▸ Supplied data:
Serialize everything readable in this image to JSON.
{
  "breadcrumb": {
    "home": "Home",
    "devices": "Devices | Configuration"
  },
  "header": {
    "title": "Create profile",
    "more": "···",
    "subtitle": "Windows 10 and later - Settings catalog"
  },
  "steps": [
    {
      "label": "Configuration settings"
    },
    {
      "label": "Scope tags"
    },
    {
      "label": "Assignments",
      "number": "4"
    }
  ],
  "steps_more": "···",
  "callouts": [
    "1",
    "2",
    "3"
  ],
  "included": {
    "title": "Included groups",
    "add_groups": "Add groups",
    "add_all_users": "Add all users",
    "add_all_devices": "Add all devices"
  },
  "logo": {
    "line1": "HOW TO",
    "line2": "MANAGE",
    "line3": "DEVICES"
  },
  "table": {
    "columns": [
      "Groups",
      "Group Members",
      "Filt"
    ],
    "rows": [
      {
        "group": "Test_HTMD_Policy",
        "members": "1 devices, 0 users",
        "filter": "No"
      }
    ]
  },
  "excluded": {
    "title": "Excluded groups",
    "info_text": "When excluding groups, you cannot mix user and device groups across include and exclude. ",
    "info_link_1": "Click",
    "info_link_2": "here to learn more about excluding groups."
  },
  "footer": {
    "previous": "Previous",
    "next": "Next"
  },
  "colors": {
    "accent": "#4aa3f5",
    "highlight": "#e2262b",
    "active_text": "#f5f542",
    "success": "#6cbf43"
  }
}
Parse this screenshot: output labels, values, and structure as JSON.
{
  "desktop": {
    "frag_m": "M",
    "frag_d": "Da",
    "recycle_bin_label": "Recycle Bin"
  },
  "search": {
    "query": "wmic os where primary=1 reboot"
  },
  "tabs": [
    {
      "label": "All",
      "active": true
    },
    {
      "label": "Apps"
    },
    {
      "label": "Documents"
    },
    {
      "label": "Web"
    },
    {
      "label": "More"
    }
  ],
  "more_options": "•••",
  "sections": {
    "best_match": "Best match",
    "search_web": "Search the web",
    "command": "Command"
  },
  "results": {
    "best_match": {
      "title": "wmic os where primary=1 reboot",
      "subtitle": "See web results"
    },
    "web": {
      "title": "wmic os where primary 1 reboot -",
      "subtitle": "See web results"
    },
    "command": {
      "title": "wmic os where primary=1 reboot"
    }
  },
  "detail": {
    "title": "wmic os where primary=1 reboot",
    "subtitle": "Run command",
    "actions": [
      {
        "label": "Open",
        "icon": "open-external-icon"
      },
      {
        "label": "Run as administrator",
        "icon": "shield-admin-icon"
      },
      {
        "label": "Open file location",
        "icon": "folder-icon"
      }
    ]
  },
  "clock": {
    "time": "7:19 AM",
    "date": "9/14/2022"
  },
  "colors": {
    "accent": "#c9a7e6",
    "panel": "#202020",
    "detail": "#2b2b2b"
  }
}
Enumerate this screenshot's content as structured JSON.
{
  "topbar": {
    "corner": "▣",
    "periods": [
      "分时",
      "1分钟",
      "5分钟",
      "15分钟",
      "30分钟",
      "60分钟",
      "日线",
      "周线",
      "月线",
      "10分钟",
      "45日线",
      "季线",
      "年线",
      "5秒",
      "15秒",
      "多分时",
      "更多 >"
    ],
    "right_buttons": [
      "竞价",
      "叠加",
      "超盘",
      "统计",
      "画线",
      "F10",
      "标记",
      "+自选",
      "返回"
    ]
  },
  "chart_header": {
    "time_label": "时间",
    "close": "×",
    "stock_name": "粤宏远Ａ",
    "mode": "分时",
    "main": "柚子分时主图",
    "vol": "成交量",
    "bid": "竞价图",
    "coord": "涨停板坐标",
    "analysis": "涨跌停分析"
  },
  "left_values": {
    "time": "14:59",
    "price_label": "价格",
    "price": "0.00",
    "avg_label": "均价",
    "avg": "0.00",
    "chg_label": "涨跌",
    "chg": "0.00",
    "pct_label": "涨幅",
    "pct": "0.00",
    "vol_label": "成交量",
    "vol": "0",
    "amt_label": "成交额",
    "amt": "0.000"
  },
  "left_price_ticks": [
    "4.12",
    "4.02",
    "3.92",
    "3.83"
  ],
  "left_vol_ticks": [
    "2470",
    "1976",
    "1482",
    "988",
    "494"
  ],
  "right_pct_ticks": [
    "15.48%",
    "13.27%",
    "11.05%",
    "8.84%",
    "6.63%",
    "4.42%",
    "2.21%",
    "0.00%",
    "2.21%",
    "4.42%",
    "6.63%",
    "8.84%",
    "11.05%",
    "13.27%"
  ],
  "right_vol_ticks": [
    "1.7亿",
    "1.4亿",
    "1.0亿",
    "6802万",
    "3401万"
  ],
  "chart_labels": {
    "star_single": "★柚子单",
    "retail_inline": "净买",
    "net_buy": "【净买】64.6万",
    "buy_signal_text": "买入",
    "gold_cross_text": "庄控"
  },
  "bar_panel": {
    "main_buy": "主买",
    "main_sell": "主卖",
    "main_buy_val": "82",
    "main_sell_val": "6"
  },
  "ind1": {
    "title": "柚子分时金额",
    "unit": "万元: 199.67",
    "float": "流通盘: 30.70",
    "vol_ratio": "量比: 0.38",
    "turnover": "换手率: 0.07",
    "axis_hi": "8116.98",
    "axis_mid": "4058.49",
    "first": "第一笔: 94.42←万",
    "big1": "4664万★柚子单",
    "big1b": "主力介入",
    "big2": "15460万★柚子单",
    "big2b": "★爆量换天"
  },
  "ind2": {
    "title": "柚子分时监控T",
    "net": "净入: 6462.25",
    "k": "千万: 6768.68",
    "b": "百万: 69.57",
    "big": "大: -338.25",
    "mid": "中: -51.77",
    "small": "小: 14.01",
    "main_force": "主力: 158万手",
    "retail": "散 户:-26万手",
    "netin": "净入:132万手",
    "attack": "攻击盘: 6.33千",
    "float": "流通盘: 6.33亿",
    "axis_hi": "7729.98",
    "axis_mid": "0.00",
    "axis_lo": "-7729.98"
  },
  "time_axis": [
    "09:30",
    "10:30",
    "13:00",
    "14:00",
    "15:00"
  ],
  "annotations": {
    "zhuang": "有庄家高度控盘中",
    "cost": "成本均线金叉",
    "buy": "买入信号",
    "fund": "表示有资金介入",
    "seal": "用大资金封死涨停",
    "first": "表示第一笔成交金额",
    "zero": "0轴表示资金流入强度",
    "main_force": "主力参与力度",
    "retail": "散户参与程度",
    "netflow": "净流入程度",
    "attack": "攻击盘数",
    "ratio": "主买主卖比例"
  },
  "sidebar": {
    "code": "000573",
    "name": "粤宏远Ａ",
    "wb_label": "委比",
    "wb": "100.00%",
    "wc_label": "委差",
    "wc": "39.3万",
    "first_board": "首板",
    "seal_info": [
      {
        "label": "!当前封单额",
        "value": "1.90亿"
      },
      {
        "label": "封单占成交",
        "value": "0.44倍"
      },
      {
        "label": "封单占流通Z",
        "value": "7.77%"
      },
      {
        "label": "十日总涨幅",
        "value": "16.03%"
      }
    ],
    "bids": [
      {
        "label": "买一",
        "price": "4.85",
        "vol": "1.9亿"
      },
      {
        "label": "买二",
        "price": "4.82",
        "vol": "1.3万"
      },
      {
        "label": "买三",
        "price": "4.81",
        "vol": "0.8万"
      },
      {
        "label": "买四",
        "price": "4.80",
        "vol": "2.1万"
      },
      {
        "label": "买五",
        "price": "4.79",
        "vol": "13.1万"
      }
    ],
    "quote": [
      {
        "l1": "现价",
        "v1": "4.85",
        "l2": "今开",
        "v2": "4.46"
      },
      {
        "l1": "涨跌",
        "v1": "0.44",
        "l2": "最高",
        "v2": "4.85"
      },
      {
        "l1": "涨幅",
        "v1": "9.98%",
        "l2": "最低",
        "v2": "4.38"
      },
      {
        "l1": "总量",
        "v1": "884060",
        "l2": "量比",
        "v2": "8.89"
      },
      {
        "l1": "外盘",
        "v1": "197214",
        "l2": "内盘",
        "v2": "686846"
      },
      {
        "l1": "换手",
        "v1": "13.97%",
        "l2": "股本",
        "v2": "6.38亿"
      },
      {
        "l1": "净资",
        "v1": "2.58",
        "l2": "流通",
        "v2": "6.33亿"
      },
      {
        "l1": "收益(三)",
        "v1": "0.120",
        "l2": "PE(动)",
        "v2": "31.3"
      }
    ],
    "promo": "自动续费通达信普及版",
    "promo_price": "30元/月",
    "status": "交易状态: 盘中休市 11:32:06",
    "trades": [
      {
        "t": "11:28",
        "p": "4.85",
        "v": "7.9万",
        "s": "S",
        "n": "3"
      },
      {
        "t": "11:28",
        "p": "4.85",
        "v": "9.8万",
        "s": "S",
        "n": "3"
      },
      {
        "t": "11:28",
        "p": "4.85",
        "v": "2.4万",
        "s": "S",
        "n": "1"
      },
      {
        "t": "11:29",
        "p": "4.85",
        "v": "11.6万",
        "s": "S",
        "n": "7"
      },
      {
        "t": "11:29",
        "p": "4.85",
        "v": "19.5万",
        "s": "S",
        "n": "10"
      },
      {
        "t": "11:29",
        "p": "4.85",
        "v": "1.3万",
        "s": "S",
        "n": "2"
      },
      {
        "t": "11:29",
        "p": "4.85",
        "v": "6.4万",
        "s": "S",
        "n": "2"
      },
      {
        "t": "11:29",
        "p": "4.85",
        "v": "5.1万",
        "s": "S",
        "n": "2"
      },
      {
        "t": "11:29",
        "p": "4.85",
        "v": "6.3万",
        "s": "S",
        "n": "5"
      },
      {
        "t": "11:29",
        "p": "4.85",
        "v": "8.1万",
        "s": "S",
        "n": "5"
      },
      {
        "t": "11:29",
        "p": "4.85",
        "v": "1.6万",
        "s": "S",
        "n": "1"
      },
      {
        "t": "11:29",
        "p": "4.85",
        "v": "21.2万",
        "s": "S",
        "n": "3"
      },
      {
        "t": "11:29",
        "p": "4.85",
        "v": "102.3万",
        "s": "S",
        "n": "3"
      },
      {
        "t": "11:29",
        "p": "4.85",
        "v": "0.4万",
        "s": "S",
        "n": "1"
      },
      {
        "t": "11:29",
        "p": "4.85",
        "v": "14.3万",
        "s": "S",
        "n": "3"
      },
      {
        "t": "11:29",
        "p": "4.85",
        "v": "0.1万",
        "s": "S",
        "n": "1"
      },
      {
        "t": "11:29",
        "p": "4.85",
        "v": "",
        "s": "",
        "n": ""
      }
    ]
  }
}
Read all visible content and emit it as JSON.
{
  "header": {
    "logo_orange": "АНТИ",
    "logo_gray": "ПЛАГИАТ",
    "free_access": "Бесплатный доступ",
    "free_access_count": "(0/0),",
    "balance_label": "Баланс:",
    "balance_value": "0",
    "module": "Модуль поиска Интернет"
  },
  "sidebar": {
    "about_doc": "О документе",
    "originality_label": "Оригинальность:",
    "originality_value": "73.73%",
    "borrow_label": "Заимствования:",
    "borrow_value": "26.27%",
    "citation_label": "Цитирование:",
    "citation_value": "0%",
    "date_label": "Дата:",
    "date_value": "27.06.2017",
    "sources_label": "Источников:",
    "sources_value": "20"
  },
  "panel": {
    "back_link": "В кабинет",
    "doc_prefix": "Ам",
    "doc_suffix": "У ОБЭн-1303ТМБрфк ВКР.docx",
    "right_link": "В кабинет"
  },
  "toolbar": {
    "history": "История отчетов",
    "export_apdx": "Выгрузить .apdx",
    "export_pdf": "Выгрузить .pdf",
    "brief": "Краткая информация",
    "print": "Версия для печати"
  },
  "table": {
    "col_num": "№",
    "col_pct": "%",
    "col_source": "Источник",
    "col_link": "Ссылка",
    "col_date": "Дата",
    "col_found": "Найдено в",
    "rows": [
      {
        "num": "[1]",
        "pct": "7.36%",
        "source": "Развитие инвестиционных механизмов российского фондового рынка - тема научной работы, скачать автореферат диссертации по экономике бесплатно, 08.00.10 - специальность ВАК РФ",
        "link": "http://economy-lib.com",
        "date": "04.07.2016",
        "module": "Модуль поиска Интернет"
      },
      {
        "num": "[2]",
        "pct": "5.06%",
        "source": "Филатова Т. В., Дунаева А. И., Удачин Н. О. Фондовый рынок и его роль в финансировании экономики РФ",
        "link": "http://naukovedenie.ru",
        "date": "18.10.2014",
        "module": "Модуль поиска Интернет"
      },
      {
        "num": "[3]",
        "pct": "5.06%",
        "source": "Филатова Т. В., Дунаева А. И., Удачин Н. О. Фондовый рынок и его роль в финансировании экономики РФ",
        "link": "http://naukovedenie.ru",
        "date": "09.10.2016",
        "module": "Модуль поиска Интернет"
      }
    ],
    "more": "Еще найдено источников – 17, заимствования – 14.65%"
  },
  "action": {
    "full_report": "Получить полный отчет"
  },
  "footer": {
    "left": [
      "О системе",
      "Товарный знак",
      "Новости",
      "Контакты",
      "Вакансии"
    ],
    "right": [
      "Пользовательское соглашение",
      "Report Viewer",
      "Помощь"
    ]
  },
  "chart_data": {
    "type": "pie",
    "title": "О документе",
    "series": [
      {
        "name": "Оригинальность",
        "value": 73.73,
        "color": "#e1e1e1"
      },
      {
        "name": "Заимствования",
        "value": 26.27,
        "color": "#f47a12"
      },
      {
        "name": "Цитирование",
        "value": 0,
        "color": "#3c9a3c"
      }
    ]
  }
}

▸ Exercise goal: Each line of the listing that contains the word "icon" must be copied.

▸ Solution for this problem:
        "icon": "open-external-icon"
        "icon": "shield-admin-icon"
        "icon": "folder-icon"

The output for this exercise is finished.